It may seem like a wonky add, but the newest buy is what will help bring cold skin noodles in your neighborhood, or near your office, or even in Boston and DC. It means more menu items will be added. And it means frozen Xi’an food, like dumplings could soon show up in grocery stores across the country, too. "That’s always been a dream of my father's," says CEO Jason Wang, whose father opened the original outpost, of frozen products. "Now, we finally have the capacity to pursue these kinds of things."
The restaurant’s already been expanding like crazy. But the East Williamsburg kitchen where restaurant prep happens — from pulling the noodles to filling the dumplings — is too small to handle a lot more growth. Offices are now being used as storage; prep area has been cut to accommodate a walk-in freezer. The additional kitchen space frees Xi’an to expand to more busy New York "hot spots," like the Financial District and the Flatiron, Wang says. A lease is already being drafted for a space near Madison Square Park. Currently, most restaurants are not in office-heavy areas. Xi’an only opened high capacity Midtown locations in the last couple of years.
He’s also talked about opening new locations outside of New York for a while, but things haven’t panned out. The new kitchen will help make the regional expansion more of a reality, he says. Boston residents can expect access to spicy, tingly lamb noodles in the next two years, with certain items shipped overnight from the new central kitchen to maintain consistency in the food. "It’s not just to serve other cities," Wang says of the new kitchen. "It also acts as a template for us to create other hubs. If it works out, we’ll know how to open a central kitchen in California for example, to supply the west coast."
For new food, Wang and his team are looking to add more dishes from the Xi’an region, including desserts. And his father’s dream of frozen products won’t include the chain’s famous noodles — "It just does not keep," Wang explains — though dumplings and sauces will definitely be on the roster.
Xi’an Famous Foods funds all of its growth from money it’s already making, and Wang has wanted to be cautious about expanding.
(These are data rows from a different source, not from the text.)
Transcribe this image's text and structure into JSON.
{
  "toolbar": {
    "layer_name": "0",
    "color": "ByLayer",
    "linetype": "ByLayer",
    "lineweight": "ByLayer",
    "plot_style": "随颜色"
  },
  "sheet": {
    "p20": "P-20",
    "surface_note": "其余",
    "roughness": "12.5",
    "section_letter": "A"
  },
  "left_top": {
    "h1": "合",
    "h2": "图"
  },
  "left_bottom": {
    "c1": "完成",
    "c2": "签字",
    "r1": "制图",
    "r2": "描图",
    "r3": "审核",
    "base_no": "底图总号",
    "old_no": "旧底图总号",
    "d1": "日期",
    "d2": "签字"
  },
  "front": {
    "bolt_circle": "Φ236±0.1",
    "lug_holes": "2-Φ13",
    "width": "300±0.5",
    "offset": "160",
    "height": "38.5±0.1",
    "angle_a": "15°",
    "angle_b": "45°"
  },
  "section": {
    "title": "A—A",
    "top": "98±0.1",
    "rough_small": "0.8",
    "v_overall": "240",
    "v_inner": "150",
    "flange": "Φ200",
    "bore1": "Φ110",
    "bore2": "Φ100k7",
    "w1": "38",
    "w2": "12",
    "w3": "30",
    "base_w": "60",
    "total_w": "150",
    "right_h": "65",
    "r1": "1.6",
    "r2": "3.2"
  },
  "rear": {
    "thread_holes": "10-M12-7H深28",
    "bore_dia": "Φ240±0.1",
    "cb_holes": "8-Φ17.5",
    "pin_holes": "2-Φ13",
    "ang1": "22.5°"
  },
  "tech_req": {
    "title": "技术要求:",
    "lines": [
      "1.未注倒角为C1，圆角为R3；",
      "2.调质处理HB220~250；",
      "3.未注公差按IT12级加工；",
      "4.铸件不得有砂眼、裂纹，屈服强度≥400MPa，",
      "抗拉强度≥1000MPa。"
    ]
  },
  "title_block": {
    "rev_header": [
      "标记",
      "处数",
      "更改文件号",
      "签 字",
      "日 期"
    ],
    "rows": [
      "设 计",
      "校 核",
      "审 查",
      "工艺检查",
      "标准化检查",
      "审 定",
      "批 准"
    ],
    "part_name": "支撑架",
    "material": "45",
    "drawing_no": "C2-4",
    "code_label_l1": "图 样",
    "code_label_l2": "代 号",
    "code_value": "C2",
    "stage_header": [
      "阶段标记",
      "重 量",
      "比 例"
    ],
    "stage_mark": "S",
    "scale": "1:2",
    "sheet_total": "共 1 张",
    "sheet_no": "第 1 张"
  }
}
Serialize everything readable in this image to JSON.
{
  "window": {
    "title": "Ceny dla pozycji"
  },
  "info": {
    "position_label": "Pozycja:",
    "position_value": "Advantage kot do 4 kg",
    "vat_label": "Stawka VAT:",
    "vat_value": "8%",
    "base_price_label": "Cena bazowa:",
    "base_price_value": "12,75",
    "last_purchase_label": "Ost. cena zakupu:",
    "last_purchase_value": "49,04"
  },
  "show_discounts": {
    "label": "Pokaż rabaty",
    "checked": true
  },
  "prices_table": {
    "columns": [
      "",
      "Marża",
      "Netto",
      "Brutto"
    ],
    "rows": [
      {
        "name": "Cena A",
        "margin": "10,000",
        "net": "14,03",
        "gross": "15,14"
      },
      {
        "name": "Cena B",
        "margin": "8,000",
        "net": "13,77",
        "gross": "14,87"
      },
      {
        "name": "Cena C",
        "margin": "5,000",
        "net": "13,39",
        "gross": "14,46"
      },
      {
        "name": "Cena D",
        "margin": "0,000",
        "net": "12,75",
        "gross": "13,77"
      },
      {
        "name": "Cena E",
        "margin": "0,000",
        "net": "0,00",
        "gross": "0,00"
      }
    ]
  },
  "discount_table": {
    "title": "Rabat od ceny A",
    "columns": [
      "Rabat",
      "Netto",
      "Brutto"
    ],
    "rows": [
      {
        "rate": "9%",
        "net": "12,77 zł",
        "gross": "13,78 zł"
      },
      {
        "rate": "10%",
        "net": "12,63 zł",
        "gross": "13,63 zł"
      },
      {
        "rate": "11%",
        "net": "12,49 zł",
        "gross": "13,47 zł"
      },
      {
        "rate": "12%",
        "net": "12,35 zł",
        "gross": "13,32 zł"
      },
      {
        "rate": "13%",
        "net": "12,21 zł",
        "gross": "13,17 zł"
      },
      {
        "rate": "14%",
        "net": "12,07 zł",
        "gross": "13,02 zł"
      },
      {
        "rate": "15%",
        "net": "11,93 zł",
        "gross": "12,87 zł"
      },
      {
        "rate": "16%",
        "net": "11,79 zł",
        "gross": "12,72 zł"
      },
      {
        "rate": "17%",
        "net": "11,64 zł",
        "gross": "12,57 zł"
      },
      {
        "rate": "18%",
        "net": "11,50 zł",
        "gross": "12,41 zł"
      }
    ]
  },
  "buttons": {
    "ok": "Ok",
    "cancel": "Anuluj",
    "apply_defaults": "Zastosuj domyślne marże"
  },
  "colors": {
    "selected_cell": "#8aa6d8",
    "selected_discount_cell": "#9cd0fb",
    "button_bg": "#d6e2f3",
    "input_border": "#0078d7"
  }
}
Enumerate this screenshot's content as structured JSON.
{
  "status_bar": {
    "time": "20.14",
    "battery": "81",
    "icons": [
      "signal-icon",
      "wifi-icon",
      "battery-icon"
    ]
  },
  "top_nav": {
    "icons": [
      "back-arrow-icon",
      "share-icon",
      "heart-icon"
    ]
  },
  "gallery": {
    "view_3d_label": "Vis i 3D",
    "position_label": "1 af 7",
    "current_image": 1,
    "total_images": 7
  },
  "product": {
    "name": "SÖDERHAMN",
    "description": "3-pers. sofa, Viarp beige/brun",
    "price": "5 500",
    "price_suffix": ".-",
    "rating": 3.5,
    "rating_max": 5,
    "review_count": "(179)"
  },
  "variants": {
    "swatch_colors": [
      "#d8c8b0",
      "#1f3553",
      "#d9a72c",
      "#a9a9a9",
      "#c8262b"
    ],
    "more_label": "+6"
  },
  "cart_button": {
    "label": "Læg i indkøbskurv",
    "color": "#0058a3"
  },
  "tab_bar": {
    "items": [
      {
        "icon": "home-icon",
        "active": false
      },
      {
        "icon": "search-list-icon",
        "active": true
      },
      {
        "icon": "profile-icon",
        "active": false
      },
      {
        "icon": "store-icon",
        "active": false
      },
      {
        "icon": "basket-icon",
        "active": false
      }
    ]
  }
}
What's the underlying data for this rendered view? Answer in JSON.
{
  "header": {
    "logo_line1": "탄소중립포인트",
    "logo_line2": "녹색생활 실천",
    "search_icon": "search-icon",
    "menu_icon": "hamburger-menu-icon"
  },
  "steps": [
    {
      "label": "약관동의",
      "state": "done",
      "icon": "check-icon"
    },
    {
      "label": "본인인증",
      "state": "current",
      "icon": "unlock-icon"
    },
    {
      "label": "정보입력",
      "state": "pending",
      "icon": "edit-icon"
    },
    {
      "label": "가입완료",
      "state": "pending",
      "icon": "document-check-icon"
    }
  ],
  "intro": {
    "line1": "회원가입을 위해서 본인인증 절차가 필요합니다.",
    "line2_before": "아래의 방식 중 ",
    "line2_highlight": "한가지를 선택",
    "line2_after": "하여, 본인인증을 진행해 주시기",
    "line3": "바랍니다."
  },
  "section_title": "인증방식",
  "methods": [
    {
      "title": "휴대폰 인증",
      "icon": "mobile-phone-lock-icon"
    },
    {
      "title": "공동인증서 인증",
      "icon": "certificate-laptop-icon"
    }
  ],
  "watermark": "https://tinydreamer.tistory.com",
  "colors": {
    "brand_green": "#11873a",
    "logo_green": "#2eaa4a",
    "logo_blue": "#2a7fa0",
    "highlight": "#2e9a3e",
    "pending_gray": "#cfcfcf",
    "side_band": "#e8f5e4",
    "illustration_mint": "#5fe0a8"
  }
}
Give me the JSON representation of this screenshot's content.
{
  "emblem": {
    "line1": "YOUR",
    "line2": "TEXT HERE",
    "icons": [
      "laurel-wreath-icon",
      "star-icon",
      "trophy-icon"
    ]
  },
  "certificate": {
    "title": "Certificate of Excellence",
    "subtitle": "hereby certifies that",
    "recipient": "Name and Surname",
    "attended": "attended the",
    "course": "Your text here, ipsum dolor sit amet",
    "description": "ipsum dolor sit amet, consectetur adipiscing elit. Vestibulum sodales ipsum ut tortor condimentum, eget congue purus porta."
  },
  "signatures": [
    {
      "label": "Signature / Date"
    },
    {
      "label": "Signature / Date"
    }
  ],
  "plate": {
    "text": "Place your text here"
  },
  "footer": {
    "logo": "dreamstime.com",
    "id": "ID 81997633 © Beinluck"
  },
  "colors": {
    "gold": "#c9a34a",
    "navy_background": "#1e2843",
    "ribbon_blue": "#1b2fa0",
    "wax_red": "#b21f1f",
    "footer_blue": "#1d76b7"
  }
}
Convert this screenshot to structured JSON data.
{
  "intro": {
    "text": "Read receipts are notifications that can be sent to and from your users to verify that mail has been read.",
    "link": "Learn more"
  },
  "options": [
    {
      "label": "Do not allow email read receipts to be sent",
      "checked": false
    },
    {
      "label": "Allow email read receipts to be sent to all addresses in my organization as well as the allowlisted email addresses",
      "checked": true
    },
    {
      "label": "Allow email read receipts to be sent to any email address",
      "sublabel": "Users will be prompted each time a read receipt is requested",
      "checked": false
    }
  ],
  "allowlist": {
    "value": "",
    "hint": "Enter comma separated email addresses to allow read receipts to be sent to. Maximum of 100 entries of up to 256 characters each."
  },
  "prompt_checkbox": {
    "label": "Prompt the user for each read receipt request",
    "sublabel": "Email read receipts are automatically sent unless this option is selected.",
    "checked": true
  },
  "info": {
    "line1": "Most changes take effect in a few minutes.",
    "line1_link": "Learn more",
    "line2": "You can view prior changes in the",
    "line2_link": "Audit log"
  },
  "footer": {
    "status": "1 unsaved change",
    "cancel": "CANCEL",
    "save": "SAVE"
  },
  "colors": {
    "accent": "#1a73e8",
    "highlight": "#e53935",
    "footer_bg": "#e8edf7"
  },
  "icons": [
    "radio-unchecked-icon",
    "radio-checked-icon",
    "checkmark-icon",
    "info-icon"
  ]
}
Building out the new kitchen will take at least six months, but once it’s done, Wang’s ambitious plans for noodle domination will really get going. "We’re in a very strong position," he says. "In terms of timeline, a year or two, you should see some interesting things happen."